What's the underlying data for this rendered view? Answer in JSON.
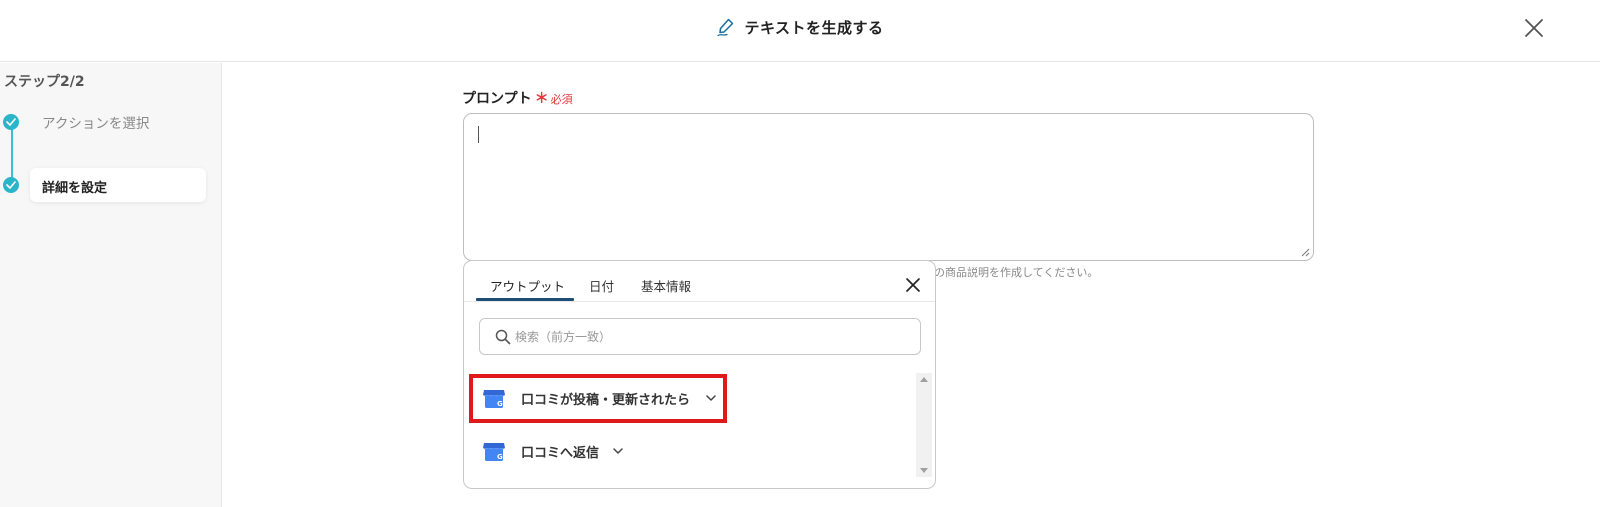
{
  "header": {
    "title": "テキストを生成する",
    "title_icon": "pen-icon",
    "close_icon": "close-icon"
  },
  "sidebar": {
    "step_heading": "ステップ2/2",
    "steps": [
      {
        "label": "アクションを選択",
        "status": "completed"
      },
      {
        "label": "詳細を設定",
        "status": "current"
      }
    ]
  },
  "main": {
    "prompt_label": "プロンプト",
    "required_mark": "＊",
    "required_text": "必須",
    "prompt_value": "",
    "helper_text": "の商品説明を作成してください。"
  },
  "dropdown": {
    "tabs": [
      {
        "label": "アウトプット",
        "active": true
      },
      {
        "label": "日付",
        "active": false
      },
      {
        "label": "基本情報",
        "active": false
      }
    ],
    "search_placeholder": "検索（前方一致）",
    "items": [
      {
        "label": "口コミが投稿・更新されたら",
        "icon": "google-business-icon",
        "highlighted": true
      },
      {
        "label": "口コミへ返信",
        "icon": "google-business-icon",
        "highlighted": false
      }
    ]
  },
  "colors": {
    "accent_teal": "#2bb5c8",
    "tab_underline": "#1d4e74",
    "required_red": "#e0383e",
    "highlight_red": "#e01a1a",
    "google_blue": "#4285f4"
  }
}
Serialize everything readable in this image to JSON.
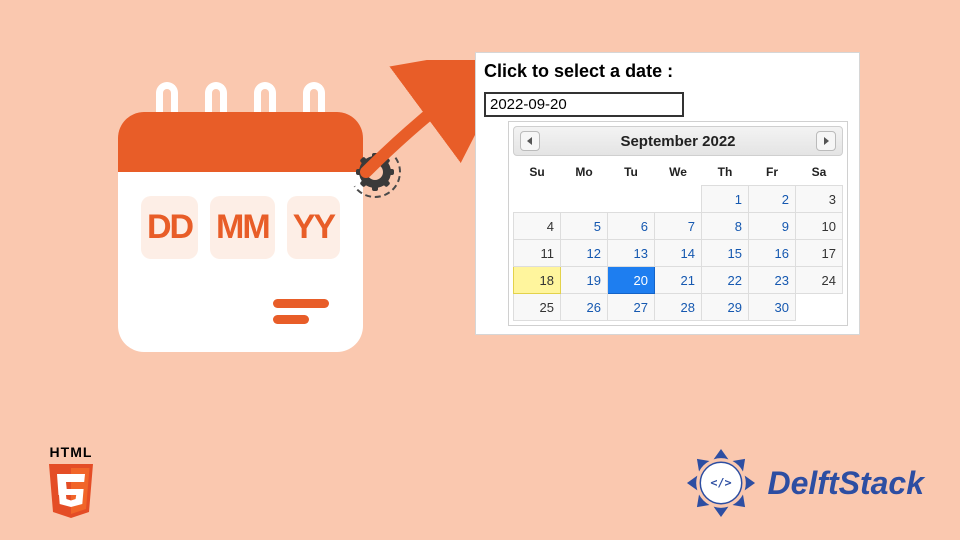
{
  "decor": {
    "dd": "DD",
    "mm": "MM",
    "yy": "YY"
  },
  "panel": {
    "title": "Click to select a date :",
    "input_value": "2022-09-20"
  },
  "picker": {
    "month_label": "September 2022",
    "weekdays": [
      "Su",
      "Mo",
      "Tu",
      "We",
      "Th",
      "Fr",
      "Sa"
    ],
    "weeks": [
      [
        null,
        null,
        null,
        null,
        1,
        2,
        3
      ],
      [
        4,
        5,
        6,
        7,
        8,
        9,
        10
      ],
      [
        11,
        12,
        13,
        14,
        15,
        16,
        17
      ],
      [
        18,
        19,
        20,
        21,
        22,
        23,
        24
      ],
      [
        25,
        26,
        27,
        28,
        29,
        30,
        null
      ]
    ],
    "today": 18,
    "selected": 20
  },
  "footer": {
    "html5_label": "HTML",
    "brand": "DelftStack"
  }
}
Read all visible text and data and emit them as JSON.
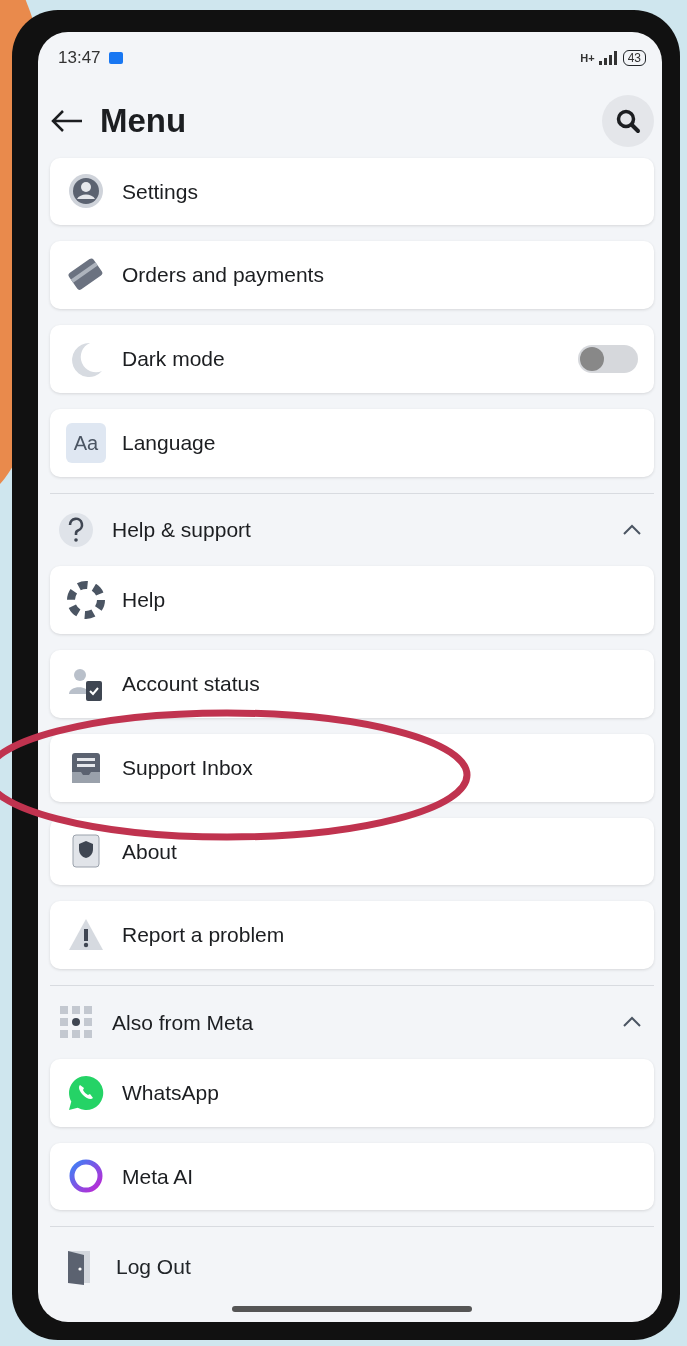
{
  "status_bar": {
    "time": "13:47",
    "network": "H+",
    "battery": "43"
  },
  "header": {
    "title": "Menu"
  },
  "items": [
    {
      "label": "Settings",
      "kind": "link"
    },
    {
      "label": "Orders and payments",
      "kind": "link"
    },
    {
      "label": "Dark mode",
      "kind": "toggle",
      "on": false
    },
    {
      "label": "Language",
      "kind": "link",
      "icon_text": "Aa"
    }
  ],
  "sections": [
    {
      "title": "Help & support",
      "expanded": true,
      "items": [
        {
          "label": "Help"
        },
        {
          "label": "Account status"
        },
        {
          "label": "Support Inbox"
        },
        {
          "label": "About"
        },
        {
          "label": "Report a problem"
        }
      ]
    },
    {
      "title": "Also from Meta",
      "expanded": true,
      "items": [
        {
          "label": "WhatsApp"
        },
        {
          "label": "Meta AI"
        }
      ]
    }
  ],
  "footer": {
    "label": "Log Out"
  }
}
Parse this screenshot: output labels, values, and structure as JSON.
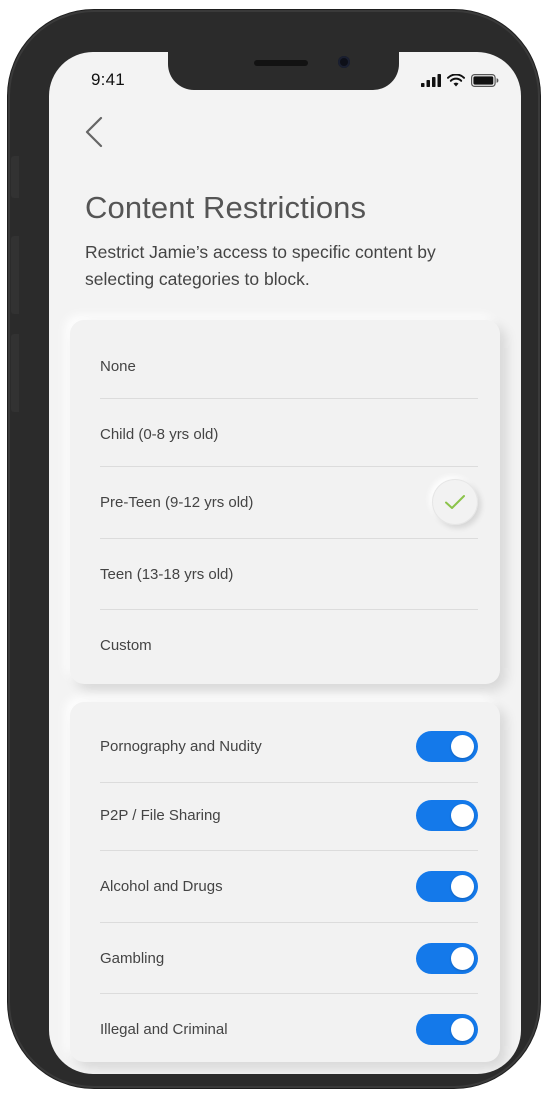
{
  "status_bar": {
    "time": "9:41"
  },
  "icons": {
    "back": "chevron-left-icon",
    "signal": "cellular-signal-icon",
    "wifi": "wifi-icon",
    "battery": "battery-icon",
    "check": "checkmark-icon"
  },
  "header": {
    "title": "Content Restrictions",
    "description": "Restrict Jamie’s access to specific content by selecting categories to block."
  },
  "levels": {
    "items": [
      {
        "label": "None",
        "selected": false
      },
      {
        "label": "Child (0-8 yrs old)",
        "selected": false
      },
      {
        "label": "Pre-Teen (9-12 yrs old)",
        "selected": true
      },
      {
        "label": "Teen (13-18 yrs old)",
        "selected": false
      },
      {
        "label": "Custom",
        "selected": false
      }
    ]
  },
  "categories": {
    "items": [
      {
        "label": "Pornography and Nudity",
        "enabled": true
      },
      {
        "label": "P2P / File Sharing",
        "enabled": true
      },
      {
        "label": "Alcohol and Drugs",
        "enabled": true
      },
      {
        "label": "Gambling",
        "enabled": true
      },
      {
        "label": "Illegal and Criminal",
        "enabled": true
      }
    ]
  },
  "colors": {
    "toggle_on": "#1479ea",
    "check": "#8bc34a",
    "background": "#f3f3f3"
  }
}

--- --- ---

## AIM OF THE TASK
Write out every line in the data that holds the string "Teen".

## ANSWER TO THE PROBLEM
        "label": "Pre-Teen (9-12 yrs old)",
        "label": "Teen (13-18 yrs old)",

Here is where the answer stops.